You already have the six println statements at the bottom of the printMovieInfo() method that print various information about the movie, right? Each of those println statements goes something like this:
System.out.println("A short message to the user: " + (name_of_a_variable));
Now what you need to do is add another println statement that is almost the same as the others, except it goes something like this:
System.out.println("Total money made from rentals: " + some_method_name());
So you have to replace "some_method_name()" with the name of a method (not a variable) that calculates the total money made.
BTW, what textbook are you using?
Joined: Jul 16, 2005
These are some of the things I have tried that didn't work...
As a comment:
Didn't work == err or 'cannot find symbol - variable rentalMoneyTotals'
Separately, together... Movie.calculate...line give me "non-static method calculteRentalMoneyTotals() cannot be referenced from a static context. If I //that out and just leave the second line I get 'cannot find symbol - method rentalMoneyTotals().
I think I am on the right track...just using the wrong info?
My problem is all my other lines 'title', 'director'...are defined in my constructor. The rental totals one is defined in the method and I am not sure how to get something defined in one method called in another method.
The text is Objects First with Java: A practical introduction using Java.
The book doesn't even have a 'definition' section or list definitions in it's index. For a beginners manual, I think that is ridiculous. I finally went to one of those 1/2 price computer book stores and sat there for an hour going thru book after book until I found one that was pretty good. Not specifically OO, but lots of examples and definitions. Everything a beginner needs.
An OO method is the same thing as a non-OO function, with one subtle difference: the context in which it is run. That is, unlike non-OO languages such as C, where we call a function on the program context as a whole:
x = sqrt(y);
with a method in an OO language, the context for a method must either be (a) an object/instance of the class to which the method belongs or (b) the class as a whole. We use "dot notation" to prefix a method call with the name of the object or class that is to serve as the method's context.

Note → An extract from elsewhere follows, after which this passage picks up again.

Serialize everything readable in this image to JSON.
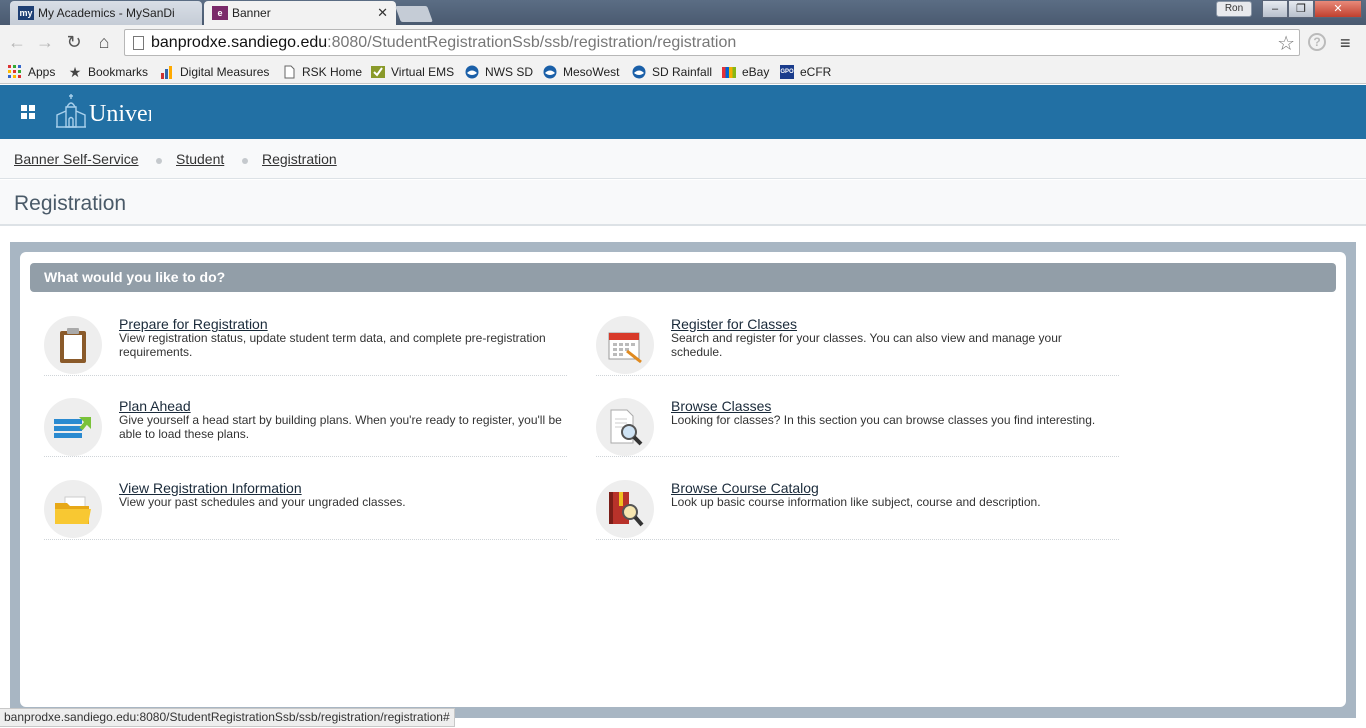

There are three scenarios:
1. If the method is declared to be a static method, it can be invoked from client code -- i.e., from code outside of the class itself -- on the class as a whole to which it belongs:
Your calculateRentalMoneyTotals() method is not static -- nor should it be! -- which is why you got the compilation error that you did.
2. If a method is not a static method, it can be invoked from client code on an instance of the class; e.g.,
3. If one method foo() belonging to class X is going to call another method bar() declared in that same class X, the dot notation prefix can be omitted entirely, because in such a case, the DEFAULT context is understood to be the object upon which method foo() was running when bar() was called. That is,
Then, in client code, I might write:
such that someObject is the context for method foo() and, hence, the default context for bar() when called from within foo().
I hope this helps ... you are indeed close!
P.S. Look at your compiler error:
DO you have a method with that name???
Remember: the compiler is your friend! Pay close attention to what it is saying, and often (not always, but often) your "pain" will be lessened! [ July 17, 2005: Message edited by: Jacquie Barker ]
Lisa, please consider taking a look at my book, Beginning Java Objects; the kinds of problems you are having relate to fundamental concepts that many beginning level books don't bother to explain (e.g., the fact that a method needs a context for its execution).
Having taught Java for many years at the university level, I know first-hand what sorts of conceptual issues new Java programmers struggle with:
1. The scope of a variable 2. The case sensitivity of Java 3. What really happens when we instantiate an object 4. What a reference variable is all about
etc. -- things that a Java-knowledgable person who hasn't had the opportunity to teach might just assume everyone understands. In B.J.O., I leave nothing to the imagination!
Stuart...I read your post the first time at 3am. And it all went right over my head...hence the reply. (I shouldn't be working on java at 3am with no sleep!) But Ernest's reply to go back, and Jacquie's reply about my 'this is not a method' error, sent me back up to you post. I went back to that and got it! And now it seems so simple! I feel like an idiot for not getting it.
Jacquie your info is fabulous!!! (I have printed everything out.) Your comment about my error message (no it is NOT a method) sent me back to Stuarts post. And I am going to head over to our local book store and see if they have the book you mentioned. I am sorry I didn't know about your book on Friday when I went and pick up, what looks to be, an inferior book.
I think my main problem with java right now is terminology. The text really hasn't taught us that, and for a beginner, it is very frustrating.
What I need is to see a piece of java (doesn't matter if I understand what it will do) and have it taken apart piece by piece and have those pieces given a 'name' and defined.
I will never forget what a method name is now!
Thank you all again!
Joined: Apr 21, 2005
Stuart...I read your post the first time at 3am. And it all went right over my head...hence the reply. (I shouldn't be working on java at 3am with no sleep!)
Soon you will learn that this is not just a good time, but the only time to be working on Java
Seriously, I have read some of your other posts and it seems clear to me that you want to learn rather than just being given the answers. With that attitude progress will take a lot less time that you think!
I’ve looked at a lot of different solutions, and in my humble opinion Aspose is the way to go. Here’s the link: http://aspose.com